- The task -
Match the word "time". Return each line of the data below where it appears.

Excerpts from an interface dataset
>>>>
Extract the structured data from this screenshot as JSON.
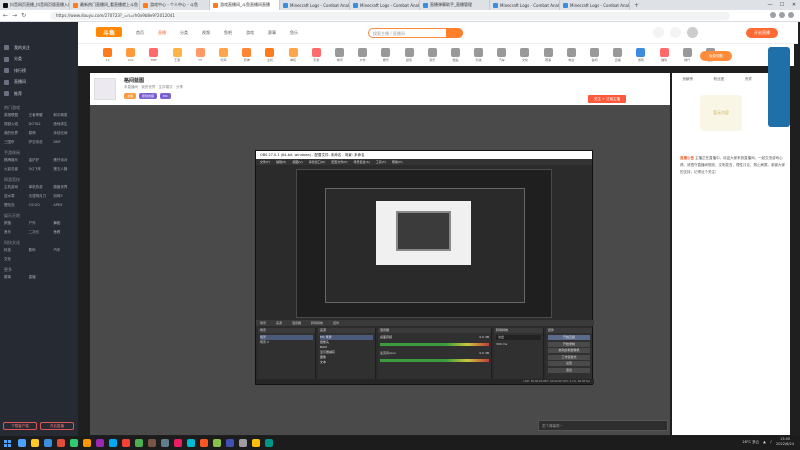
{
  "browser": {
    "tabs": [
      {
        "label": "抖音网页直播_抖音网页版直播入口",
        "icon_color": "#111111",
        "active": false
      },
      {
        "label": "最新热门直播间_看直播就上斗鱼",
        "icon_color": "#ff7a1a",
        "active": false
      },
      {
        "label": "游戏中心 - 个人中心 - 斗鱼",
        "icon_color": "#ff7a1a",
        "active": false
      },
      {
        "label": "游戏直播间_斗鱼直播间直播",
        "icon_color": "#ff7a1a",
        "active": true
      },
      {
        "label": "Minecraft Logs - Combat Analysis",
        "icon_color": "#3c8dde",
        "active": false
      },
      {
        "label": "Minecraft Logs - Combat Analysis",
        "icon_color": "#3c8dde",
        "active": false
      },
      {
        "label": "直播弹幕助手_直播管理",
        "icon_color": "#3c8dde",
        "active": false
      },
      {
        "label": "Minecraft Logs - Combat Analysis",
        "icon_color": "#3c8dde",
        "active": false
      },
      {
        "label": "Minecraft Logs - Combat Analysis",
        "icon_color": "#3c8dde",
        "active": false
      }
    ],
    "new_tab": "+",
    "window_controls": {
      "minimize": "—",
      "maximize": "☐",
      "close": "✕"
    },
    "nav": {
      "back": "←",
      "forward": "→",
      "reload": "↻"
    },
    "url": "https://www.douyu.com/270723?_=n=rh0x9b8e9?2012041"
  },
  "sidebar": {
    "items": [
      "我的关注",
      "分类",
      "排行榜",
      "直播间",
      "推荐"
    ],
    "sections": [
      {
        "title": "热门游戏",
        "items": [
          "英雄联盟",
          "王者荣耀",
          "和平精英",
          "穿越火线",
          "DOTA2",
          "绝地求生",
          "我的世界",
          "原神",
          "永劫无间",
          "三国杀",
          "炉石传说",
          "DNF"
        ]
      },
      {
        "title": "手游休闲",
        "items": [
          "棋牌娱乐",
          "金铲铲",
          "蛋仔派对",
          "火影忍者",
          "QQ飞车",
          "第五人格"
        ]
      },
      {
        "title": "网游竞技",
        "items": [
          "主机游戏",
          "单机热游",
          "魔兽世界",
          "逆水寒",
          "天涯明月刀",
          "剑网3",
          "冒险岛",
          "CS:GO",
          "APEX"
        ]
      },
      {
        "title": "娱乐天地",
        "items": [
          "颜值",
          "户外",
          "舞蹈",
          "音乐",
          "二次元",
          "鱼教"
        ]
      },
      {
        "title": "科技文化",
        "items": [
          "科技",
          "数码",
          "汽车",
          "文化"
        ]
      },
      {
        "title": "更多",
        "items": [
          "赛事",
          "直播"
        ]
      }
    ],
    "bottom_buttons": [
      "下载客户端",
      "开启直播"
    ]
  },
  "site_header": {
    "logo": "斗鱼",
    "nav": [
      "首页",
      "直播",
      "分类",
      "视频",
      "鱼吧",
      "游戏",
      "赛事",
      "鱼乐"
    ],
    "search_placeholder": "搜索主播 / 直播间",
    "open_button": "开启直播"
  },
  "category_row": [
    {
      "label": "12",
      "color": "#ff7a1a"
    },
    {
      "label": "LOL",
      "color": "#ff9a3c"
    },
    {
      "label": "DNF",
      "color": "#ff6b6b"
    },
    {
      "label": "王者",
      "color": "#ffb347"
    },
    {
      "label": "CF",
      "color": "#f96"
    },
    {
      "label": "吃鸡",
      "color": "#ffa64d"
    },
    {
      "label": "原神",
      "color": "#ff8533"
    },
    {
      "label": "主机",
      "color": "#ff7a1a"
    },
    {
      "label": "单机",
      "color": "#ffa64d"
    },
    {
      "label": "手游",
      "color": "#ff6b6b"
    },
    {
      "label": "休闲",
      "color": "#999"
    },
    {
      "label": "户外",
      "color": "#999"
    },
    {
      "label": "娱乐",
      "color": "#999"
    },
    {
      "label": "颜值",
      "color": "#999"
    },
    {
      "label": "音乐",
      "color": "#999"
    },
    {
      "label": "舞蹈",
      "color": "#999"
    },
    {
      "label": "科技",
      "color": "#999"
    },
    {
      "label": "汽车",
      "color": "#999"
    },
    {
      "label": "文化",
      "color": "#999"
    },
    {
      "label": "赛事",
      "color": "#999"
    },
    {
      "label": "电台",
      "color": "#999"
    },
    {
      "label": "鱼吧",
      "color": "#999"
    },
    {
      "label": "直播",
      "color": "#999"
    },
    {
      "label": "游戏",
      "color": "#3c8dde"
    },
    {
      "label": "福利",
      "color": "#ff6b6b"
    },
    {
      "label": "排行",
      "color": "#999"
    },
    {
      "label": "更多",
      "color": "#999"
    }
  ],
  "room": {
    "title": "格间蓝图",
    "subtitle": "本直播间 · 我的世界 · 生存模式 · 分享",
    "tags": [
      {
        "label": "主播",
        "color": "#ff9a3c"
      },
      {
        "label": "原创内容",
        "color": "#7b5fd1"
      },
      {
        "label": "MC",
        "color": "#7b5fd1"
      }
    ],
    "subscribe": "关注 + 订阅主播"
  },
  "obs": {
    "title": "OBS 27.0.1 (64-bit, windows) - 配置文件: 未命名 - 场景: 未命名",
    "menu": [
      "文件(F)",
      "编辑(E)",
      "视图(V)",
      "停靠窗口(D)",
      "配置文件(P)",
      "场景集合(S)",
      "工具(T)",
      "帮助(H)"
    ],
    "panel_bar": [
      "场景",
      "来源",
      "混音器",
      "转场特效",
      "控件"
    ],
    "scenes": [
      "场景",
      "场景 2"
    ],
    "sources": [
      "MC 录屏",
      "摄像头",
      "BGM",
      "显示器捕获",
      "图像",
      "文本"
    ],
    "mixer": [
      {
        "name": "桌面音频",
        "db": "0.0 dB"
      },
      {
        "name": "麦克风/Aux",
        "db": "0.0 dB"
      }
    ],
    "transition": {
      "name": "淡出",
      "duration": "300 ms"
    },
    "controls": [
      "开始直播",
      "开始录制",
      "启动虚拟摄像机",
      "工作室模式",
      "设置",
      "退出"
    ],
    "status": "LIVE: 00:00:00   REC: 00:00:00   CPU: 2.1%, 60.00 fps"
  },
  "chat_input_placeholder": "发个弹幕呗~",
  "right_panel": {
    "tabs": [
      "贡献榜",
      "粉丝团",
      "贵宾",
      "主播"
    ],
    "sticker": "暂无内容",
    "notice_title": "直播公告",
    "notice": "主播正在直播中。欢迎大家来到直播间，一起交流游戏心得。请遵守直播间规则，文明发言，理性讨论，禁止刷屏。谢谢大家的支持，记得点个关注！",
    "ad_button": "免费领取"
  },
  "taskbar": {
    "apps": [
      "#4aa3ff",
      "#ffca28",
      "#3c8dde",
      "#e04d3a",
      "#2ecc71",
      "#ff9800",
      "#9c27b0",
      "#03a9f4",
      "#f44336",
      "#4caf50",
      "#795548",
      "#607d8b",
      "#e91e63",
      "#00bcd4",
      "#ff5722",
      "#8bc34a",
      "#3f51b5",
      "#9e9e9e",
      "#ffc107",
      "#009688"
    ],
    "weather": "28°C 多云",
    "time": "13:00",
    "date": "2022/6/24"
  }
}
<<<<
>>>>
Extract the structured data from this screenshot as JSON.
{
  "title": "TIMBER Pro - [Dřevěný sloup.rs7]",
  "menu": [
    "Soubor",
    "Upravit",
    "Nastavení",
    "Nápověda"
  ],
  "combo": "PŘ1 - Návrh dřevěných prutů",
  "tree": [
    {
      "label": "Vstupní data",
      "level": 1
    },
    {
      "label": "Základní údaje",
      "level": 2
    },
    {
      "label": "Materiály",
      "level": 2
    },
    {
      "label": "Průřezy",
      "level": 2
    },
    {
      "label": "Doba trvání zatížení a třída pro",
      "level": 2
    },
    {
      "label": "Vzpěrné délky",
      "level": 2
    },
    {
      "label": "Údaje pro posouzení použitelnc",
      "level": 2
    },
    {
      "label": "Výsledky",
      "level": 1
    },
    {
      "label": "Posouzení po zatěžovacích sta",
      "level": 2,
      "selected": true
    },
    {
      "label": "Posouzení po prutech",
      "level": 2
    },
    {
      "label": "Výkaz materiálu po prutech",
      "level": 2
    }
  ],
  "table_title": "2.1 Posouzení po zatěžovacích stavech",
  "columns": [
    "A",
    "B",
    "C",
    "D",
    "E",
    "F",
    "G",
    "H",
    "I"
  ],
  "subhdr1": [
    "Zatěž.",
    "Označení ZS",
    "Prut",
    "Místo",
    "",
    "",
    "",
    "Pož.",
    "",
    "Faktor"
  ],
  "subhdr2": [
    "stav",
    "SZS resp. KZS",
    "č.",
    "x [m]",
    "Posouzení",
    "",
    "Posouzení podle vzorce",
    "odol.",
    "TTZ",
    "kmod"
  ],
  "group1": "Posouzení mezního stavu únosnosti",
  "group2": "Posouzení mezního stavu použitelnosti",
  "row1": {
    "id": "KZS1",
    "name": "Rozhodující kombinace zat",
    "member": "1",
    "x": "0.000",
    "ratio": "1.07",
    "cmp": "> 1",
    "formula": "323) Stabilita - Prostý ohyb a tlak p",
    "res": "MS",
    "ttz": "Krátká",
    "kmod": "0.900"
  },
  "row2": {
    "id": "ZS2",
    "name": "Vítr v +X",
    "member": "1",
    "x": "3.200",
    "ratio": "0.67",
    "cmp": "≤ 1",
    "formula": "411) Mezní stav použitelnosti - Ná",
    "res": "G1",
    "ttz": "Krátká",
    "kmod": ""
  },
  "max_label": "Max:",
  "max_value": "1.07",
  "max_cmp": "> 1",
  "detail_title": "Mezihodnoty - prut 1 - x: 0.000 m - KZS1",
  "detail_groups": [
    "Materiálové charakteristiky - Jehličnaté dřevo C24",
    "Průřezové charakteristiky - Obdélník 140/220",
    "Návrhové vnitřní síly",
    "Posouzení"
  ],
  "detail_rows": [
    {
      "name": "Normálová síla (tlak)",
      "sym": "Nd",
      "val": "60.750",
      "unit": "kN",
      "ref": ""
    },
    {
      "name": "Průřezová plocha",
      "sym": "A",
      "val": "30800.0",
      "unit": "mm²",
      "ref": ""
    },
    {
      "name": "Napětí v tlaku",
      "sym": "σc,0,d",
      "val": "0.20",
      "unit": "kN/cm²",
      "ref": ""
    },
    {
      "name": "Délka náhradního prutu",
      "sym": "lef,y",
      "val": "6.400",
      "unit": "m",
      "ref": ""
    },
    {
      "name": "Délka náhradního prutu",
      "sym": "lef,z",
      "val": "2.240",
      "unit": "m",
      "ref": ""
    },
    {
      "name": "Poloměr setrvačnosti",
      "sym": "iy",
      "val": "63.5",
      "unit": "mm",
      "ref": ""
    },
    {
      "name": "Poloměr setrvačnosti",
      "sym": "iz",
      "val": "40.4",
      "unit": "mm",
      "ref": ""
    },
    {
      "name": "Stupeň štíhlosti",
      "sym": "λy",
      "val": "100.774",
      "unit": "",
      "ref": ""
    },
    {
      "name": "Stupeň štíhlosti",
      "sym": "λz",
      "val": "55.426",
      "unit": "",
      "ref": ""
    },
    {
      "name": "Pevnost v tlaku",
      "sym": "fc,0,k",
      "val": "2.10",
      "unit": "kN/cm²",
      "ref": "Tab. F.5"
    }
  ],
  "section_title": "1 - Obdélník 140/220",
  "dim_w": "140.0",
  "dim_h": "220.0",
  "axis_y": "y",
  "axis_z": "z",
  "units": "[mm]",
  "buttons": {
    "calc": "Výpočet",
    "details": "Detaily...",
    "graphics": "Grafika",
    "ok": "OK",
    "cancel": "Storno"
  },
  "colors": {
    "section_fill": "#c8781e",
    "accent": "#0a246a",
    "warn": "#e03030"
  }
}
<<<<
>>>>
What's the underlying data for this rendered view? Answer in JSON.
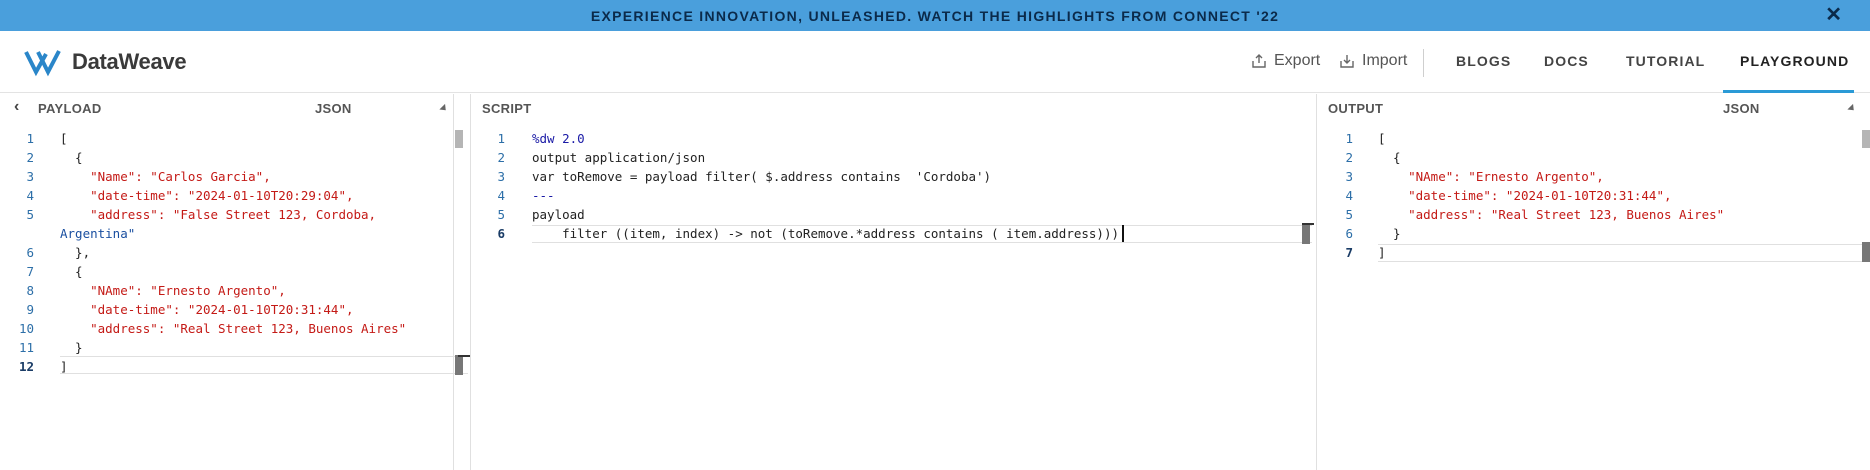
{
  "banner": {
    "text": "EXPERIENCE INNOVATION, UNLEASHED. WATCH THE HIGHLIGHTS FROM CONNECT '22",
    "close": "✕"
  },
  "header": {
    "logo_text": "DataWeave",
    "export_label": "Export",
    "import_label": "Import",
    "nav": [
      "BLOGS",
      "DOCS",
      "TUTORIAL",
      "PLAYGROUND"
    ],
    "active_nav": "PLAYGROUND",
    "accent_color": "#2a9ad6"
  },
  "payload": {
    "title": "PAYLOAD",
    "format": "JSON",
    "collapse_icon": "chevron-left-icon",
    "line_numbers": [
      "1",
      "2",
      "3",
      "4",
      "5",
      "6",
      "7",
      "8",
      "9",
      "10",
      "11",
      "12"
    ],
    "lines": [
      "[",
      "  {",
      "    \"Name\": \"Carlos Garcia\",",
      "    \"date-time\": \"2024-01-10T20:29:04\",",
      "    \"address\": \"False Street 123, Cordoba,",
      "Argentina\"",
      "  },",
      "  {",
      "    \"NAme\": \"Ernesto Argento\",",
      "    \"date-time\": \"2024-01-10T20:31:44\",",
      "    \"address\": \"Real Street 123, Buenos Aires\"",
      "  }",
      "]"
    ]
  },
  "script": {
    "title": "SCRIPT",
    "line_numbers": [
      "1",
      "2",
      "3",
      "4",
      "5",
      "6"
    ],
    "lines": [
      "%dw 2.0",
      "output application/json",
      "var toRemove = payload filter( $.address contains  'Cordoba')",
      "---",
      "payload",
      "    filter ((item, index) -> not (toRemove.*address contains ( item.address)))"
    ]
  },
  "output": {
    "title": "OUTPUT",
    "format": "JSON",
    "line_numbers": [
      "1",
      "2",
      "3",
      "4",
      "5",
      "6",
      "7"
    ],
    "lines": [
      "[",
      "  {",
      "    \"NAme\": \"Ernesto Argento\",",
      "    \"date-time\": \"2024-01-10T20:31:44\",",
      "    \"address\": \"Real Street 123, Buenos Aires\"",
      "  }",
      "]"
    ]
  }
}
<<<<
- Reply to the task -
    "time": "13:00",
      "    \"date-time\": \"2024-01-10T20:29:04\",",
      "    \"date-time\": \"2024-01-10T20:31:44\",",
      "    \"date-time\": \"2024-01-10T20:31:44\",",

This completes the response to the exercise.